This is one of the many things that drives me up the wall about Christian political theologian Reinhold Niebuhr, for example. Niebuhr often wants to claim he’s neither an idealist who believes the state can solve everything and inculcate all goodness into all people solving all spiritual and material problems; nor a dreary pessimist who believes the state can solve nothing and inculcate no goodness into anyone and never solve any spiritual or material problems ever. This latter pessimistic position he attributes to St. Augustine. His reading of Augustine here is very wrong. (I wrote my master’s thesis on this, and it’s still kinda stuck in my craw.) But you can see in Niebuhr making his case why he wants to appear moderate, and why this leads to a terrible misrepresentation of Augustine.
He wants to appear moderate, in short, because he wants to tap into that American tendency to see the middle way as prima facie sensible. It’s a good strategy to make people huffy and embarrassed about refusing to hear you out. But it’s also sometimes pure rhetoric: many of Niebuhr’s political positions were and remain rather far to the left, regardless of what he may have wanted to do in order to make them seem politically palatable. This desire to depict himself as wholly moderate requires him to paint up a couple of poles to sit between. This means he wound up either intentionally or unintentionally reading Augustine’s political theology incorrectly. And what a shame: if he had been willing to see him as more an ally than the dude standing there with a sign reading “Niebuhr Is Not This Bad” he would’ve actually found an interesting traditional precedent for some of his own politics. So his political pragmatism damages his theological credibility.
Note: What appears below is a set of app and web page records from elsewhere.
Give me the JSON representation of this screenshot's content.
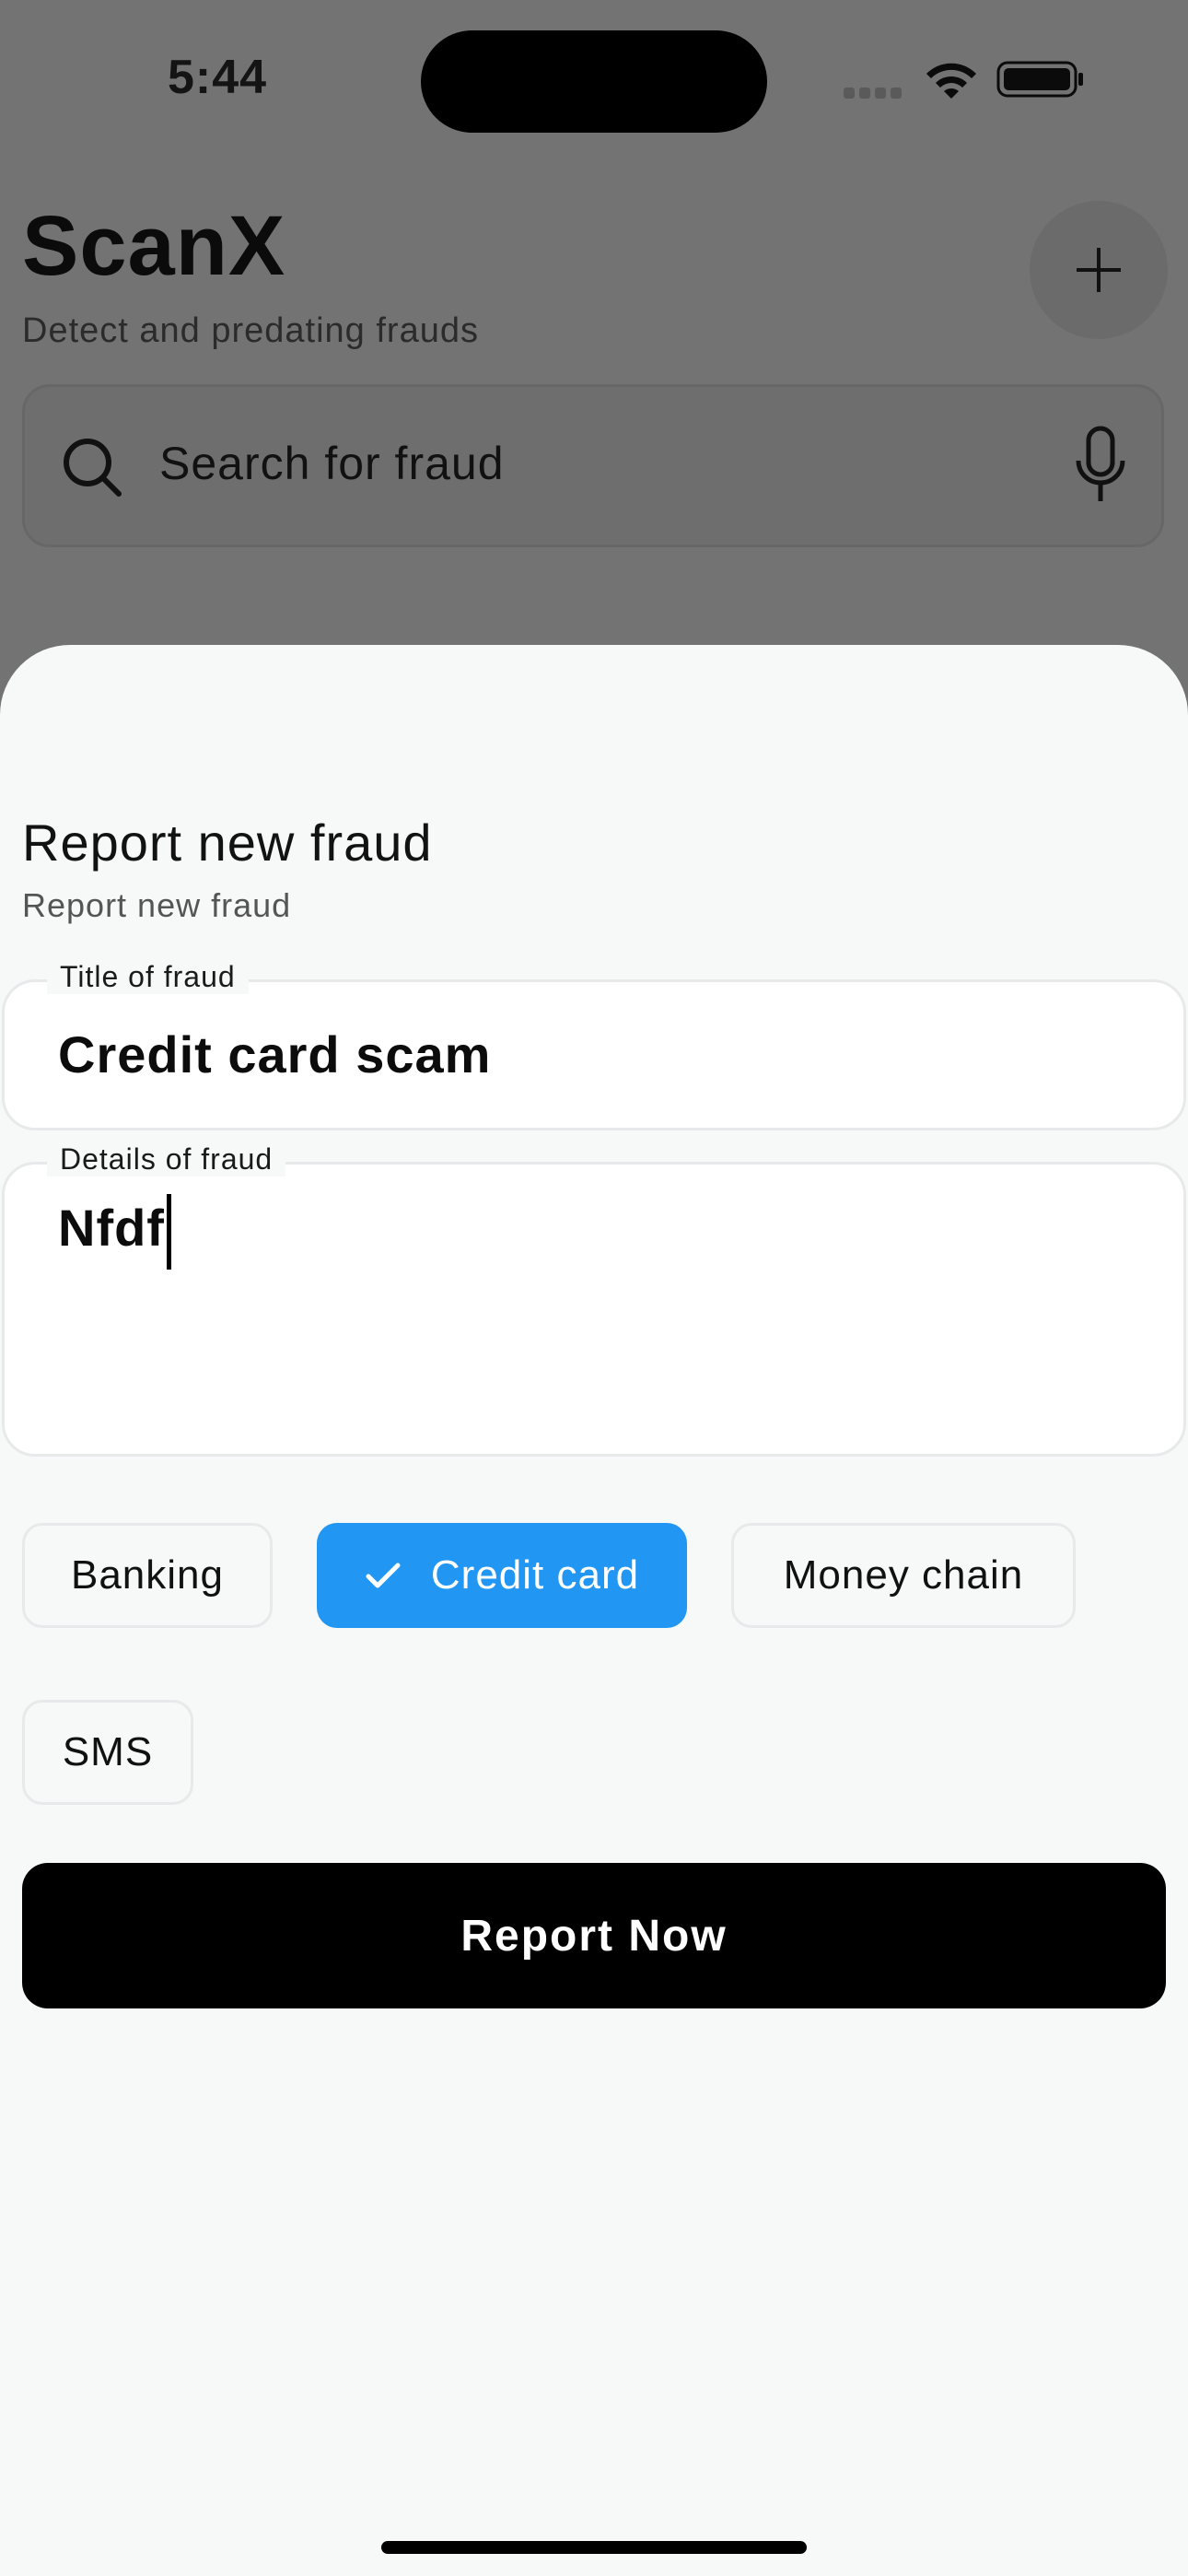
{
  "status_bar": {
    "time": "5:44"
  },
  "header": {
    "title": "ScanX",
    "subtitle": "Detect and predating frauds"
  },
  "search": {
    "placeholder": "Search for fraud"
  },
  "sheet": {
    "title": "Report new fraud",
    "subtitle": "Report new fraud",
    "title_field": {
      "label": "Title of fraud",
      "value": "Credit card scam"
    },
    "details_field": {
      "label": "Details of fraud",
      "value": "Nfdf"
    },
    "categories": [
      {
        "label": "Banking",
        "selected": false
      },
      {
        "label": "Credit card",
        "selected": true
      },
      {
        "label": "Money chain",
        "selected": false
      },
      {
        "label": "SMS",
        "selected": false
      }
    ],
    "submit_label": "Report Now"
  },
  "colors": {
    "accent": "#2196f3",
    "button": "#000000",
    "overlay": "#737373",
    "sheet": "#f7f8f8"
  },
  "icons": [
    "wifi-icon",
    "battery-icon",
    "plus-icon",
    "search-icon",
    "microphone-icon",
    "check-icon"
  ]
}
And this is equally what’s frustrating about, say, the popularity of Jon Stewartish politics, which simultaneously poxes both their houses and suggests that despite the utter stupidity of both parties, what comes between them must be right. It would seem rather that if you have two horrible options, the mid-way option smack in the center of them stands a decent chance of just being a mixture of two types of horrible. But the really irritating thing about the smugness of the center is that it suggests wherever it locates its poles there must be extremity, when in reality that just isn’t necessarily the case. This has the effect of needlessly narrowing people’s political horizons, and convincing them when they do encounter something that falls outside the poles of the politics they’re used to, they must’ve encountered something extremely extreme and thus extremely nonserious and obviously insane.
So in closing — magenta, yes. Centrist, not at all. Defined by the polarity of American partisan politics? Not even close. I know, I know: go ahead, throw your vote away. You got me, Kodos and Kang.
Note: I know this is a light-hearted post on what is for many a very solemn and somber day. If you or yours are suffering on this very sad anniversary, please know that I hope peace and healing find you wherever you are.